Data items
————————
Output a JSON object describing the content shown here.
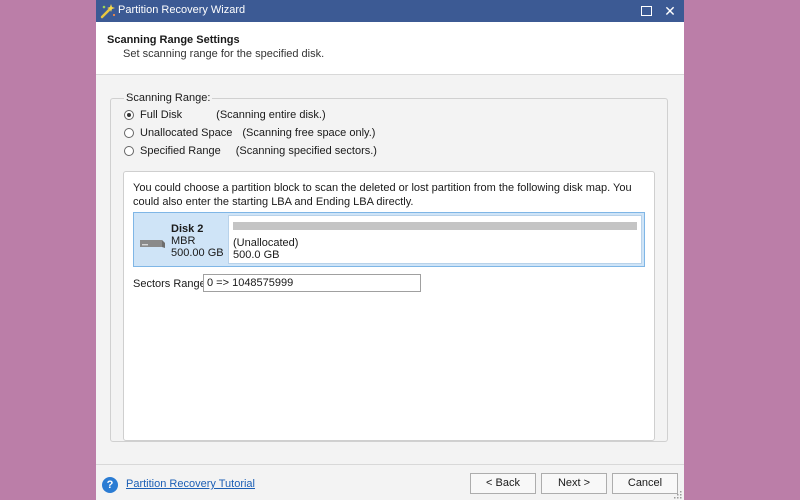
{
  "window": {
    "title": "Partition Recovery Wizard",
    "app_icon": "wizard-sparkle-icon",
    "maximize_icon": "maximize-icon",
    "close_icon": "close-icon",
    "close_glyph": "✕"
  },
  "header": {
    "title": "Scanning Range Settings",
    "subtitle": "Set scanning range for the specified disk."
  },
  "scanning_range": {
    "legend": "Scanning Range:",
    "selected": "full_disk",
    "options": [
      {
        "id": "full_disk",
        "label": "Full Disk",
        "description": "(Scanning entire disk.)",
        "checked": true
      },
      {
        "id": "unallocated",
        "label": "Unallocated Space",
        "description": "(Scanning free space only.)",
        "checked": false
      },
      {
        "id": "specified",
        "label": "Specified Range",
        "description": "(Scanning specified sectors.)",
        "checked": false
      }
    ]
  },
  "disk_map": {
    "info": "You could choose a partition block to scan the deleted or lost partition from the following disk map. You could also enter the starting LBA and Ending LBA directly.",
    "disk": {
      "name": "Disk 2",
      "type": "MBR",
      "size": "500.00 GB",
      "icon": "hard-disk-icon"
    },
    "partition": {
      "label": "(Unallocated)",
      "size": "500.0 GB"
    }
  },
  "sectors": {
    "label": "Sectors Range:",
    "value": "0 => 1048575999"
  },
  "footer": {
    "help_icon": "help-icon",
    "help_glyph": "?",
    "tutorial_link": "Partition Recovery Tutorial",
    "back_label": "< Back",
    "next_label": "Next >",
    "cancel_label": "Cancel"
  },
  "colors": {
    "desktop": "#bb7ea8",
    "titlebar": "#3c5a94",
    "selection": "#cfe4f7",
    "link": "#1c5fb5"
  }
}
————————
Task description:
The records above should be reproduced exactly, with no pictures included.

Solution:
Output a JSON object describing the content shown here.
{
  "window": {
    "title": "Partition Recovery Wizard",
    "app_icon": "wizard-sparkle-icon",
    "maximize_icon": "maximize-icon",
    "close_icon": "close-icon",
    "close_glyph": "✕"
  },
  "header": {
    "title": "Scanning Range Settings",
    "subtitle": "Set scanning range for the specified disk."
  },
  "scanning_range": {
    "legend": "Scanning Range:",
    "selected": "full_disk",
    "options": [
      {
        "id": "full_disk",
        "label": "Full Disk",
        "description": "(Scanning entire disk.)",
        "checked": true
      },
      {
        "id": "unallocated",
        "label": "Unallocated Space",
        "description": "(Scanning free space only.)",
        "checked": false
      },
      {
        "id": "specified",
        "label": "Specified Range",
        "description": "(Scanning specified sectors.)",
        "checked": false
      }
    ]
  },
  "disk_map": {
    "info": "You could choose a partition block to scan the deleted or lost partition from the following disk map. You could also enter the starting LBA and Ending LBA directly.",
    "disk": {
      "name": "Disk 2",
      "type": "MBR",
      "size": "500.00 GB",
      "icon": "hard-disk-icon"
    },
    "partition": {
      "label": "(Unallocated)",
      "size": "500.0 GB"
    }
  },
  "sectors": {
    "label": "Sectors Range:",
    "value": "0 => 1048575999"
  },
  "footer": {
    "help_icon": "help-icon",
    "help_glyph": "?",
    "tutorial_link": "Partition Recovery Tutorial",
    "back_label": "< Back",
    "next_label": "Next >",
    "cancel_label": "Cancel"
  },
  "colors": {
    "desktop": "#bb7ea8",
    "titlebar": "#3c5a94",
    "selection": "#cfe4f7",
    "link": "#1c5fb5"
  }
}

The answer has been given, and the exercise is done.